Being visually impaired posed a challenge for bar mitzvah boy Moshe Brosh when it came to finding a suitable parashah for him to read.
His family, who live in Oxford, were worried that he would not be able to access the small text typical in most Sifrei Torah and were not sure how it was going to be possible for him to read from one, until a rabbi, Raphy Garson, discovered an ingenious solution.
The situation, he said, seemed “so hopeless” until he reached out to a network of over 400 rabbis in a WhatsApp group and discovered nearly 20 years ago a family in Geneva had had the same problem and had commissioned a Sefer Torah with font big enough for their son to read.

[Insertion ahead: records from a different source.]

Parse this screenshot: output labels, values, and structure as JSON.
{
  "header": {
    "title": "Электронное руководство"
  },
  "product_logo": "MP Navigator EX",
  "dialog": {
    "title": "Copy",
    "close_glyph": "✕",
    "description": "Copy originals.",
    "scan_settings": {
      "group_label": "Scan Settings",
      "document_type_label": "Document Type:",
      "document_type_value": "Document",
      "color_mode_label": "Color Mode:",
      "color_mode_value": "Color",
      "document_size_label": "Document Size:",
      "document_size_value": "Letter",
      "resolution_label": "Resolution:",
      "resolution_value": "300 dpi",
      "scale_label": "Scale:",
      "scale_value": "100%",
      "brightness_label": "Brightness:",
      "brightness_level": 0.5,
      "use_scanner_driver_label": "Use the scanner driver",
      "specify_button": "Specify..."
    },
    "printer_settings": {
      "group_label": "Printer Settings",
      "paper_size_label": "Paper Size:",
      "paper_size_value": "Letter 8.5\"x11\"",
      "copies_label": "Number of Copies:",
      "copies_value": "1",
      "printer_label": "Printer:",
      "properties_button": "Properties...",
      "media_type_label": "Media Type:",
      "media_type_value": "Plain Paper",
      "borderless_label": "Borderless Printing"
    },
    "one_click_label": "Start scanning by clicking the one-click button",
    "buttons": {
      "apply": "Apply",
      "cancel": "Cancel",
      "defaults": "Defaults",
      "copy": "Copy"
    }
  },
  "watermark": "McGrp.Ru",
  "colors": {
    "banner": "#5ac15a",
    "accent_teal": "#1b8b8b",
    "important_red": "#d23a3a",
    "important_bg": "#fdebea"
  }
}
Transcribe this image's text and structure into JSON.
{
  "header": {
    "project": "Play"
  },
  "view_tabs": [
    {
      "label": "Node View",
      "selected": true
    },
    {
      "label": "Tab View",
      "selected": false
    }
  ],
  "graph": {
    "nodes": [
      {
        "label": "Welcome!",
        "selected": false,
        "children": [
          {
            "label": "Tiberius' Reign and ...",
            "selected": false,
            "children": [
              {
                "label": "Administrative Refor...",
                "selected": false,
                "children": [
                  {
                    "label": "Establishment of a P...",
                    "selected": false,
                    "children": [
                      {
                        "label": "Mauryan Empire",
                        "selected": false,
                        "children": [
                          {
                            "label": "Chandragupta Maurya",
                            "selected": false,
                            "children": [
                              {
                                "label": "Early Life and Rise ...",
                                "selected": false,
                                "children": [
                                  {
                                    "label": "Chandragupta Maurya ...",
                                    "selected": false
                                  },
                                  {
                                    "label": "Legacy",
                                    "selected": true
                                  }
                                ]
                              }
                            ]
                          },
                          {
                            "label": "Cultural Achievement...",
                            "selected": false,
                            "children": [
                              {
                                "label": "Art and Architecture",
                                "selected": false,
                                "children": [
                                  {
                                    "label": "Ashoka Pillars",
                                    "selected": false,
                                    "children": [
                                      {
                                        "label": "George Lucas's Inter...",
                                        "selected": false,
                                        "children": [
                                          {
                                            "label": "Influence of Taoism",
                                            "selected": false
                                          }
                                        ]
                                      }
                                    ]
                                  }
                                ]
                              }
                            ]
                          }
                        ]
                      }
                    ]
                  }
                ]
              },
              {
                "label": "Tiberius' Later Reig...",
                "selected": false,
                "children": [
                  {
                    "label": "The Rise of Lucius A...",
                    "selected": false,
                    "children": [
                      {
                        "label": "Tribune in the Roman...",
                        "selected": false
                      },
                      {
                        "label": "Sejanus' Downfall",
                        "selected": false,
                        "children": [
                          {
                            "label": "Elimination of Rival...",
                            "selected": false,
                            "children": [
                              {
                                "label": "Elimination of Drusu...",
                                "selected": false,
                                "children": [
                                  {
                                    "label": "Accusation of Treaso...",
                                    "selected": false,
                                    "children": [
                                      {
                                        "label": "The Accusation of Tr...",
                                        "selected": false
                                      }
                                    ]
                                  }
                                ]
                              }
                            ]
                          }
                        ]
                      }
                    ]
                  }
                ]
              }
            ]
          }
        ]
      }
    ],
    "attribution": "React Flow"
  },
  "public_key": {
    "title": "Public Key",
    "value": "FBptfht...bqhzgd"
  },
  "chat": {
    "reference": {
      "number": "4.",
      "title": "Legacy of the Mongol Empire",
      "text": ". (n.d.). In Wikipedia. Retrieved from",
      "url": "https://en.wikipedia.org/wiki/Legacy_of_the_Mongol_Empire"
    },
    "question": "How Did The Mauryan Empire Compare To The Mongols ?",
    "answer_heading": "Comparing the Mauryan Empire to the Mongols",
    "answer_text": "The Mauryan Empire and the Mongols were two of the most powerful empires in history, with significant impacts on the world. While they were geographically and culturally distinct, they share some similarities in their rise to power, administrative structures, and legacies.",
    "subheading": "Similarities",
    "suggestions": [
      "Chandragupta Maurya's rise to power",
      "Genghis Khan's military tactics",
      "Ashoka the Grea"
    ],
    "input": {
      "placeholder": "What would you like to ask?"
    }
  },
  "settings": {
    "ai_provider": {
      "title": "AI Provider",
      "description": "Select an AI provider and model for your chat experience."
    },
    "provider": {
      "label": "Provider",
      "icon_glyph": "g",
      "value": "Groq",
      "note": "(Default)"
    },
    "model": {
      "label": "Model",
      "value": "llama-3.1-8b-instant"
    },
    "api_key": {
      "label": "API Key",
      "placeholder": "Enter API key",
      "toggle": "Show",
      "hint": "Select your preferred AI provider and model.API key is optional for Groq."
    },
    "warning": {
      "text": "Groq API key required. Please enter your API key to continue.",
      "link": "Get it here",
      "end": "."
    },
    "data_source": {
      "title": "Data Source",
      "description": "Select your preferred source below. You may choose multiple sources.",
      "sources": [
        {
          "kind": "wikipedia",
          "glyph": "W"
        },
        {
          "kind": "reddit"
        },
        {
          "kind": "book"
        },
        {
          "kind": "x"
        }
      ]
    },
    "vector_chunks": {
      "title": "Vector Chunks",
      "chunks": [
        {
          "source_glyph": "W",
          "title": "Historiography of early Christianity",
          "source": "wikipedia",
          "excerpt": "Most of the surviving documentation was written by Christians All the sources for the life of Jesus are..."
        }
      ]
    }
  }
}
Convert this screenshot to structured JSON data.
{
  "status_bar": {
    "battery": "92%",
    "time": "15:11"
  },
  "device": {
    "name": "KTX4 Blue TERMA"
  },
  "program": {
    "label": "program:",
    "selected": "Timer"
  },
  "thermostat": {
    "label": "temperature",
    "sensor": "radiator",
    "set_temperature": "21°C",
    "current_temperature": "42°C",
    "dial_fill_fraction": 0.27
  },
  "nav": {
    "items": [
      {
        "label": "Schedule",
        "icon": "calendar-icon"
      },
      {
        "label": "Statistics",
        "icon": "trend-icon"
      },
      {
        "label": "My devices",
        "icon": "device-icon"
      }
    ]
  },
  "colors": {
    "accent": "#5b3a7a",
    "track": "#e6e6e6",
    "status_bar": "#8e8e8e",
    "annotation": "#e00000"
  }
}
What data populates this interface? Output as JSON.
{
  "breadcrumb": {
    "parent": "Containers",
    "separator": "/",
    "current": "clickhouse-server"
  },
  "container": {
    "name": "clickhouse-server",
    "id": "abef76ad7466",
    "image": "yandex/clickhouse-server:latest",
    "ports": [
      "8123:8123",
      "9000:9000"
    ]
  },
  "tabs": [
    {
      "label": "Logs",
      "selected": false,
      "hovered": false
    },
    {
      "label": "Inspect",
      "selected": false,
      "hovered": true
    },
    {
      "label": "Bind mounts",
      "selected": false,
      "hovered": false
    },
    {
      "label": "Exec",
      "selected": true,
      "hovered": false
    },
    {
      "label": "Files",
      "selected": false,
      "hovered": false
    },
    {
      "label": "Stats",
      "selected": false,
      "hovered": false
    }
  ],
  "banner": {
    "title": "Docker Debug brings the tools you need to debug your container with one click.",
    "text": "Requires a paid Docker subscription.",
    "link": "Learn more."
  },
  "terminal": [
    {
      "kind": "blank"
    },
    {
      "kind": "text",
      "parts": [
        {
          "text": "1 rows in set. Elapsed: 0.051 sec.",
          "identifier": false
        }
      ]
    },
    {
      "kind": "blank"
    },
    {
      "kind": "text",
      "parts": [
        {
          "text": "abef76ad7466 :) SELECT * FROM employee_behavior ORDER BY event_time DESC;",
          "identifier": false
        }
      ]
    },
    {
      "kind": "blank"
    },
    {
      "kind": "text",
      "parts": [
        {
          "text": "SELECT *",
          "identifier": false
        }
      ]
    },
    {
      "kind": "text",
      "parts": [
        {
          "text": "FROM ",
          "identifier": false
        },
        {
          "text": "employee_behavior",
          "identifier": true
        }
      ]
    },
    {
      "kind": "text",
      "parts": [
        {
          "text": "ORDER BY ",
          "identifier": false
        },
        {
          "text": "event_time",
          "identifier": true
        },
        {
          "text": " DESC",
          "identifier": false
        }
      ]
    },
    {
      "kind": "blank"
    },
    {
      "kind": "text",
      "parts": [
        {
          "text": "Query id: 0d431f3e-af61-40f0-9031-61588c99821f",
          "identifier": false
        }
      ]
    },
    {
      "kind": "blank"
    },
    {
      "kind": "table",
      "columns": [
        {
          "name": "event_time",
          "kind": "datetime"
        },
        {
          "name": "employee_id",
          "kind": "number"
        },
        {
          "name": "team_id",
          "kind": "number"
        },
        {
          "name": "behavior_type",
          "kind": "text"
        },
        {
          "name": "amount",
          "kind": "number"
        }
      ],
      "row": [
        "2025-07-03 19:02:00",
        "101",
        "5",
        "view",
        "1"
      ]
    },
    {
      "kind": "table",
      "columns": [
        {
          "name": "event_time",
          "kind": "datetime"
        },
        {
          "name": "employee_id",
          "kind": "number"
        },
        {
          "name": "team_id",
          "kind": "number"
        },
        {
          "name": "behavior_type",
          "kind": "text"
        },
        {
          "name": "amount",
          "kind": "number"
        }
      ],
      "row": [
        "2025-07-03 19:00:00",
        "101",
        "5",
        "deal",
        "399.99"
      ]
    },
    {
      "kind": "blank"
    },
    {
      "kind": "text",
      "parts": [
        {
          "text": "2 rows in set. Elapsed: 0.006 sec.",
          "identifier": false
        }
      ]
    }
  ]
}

At first Rabbi Garson suggested Moshe “used a magnifying glass, based on a ruling from the former chief rabbi of Israel.
“But I was told his eyesight was so bad that even with a magnifying glass the font in the Sefer Torah would still be too small.”
Rabbi Garson explained: “I posted this question in the group and several hours later I received a phone call from one of the rabbis in Geneva.
“He said, ‘You are not going to believe what I am about to tell you. We had a situation very similar to this, a boy in my community with terrible eyesight was about to celebrate his bar mitzvah and the family decided we are going to try and commission a special Sefer Torah.’”
Rabbi Garson said: “He told me ‘there is no Sefer Torah like this in the entire world’.”
The rabbi from Geneva obtained a halachic ruling from a rabbi in Israel that allowed the entire scroll to be written in one standard size font but when it came to the text of the boy’s Torah portion, it was super-sized.
Rabbi Garson said: “I asked him what Torah portion it was and he said Parashat Noach. I fell off my chair. Because Moshe was about to celebrate his bar mitzvah with the same portion.”
The specially-made Sifrei Torah, brought in from Switzerland
Last December the family set about to get the Sefer Torah transported to the UK.
His mum Abigail told the JC: “We were just incredibly lucky that Rabbi Garson asked the question and someone came back with that answer. We knew we had to make it possible.”
The Sefer Torah was flown to England by its owner. “It landed at Manchester airport at 3pm on Friday,” Abigail explained. "I called a Chabad rabbi in Oxford to see if he could help and a group called Haverim arranged for its transportation to London. Because of Shabbat it was kept safe somewhere overnight.”
Moshe was delighted to be able to read from it, his mum said. “It was important to Moshe that he be able to read from the Sefer Torah just like his sister did and we felt like everything was working for him to do that.”
“He is a really confident boy and he doesn’t always feel like God is there for him in the small things of life but He was there for him in making his bar mitzvah and that was really great.”